Although the entries contain pictures, only their text goes into the copy, set down exactly.
= = = =
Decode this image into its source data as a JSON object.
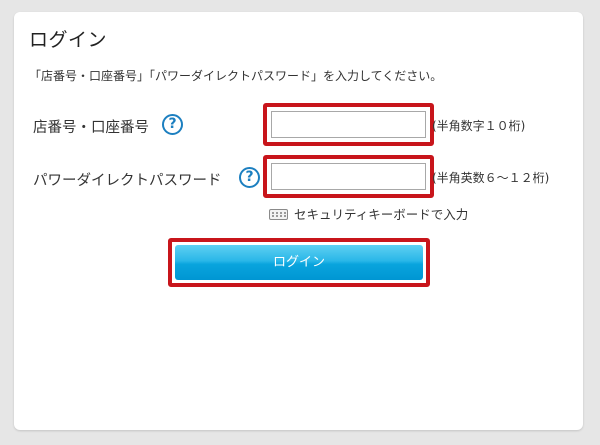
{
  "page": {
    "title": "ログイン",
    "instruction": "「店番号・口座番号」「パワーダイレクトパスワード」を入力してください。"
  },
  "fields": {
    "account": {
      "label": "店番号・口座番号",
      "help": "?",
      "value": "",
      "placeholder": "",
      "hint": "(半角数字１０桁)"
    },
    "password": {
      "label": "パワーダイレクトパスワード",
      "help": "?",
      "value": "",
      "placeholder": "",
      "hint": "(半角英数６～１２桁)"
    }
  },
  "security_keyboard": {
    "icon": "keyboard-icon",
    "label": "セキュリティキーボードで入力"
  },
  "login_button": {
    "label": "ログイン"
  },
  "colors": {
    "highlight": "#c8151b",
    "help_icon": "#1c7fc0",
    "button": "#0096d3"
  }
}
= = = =
Answer to the exercise
Decode this image into its source data as a JSON object.
{
  "page": {
    "title": "ログイン",
    "instruction": "「店番号・口座番号」「パワーダイレクトパスワード」を入力してください。"
  },
  "fields": {
    "account": {
      "label": "店番号・口座番号",
      "help": "?",
      "value": "",
      "placeholder": "",
      "hint": "(半角数字１０桁)"
    },
    "password": {
      "label": "パワーダイレクトパスワード",
      "help": "?",
      "value": "",
      "placeholder": "",
      "hint": "(半角英数６～１２桁)"
    }
  },
  "security_keyboard": {
    "icon": "keyboard-icon",
    "label": "セキュリティキーボードで入力"
  },
  "login_button": {
    "label": "ログイン"
  },
  "colors": {
    "highlight": "#c8151b",
    "help_icon": "#1c7fc0",
    "button": "#0096d3"
  }
}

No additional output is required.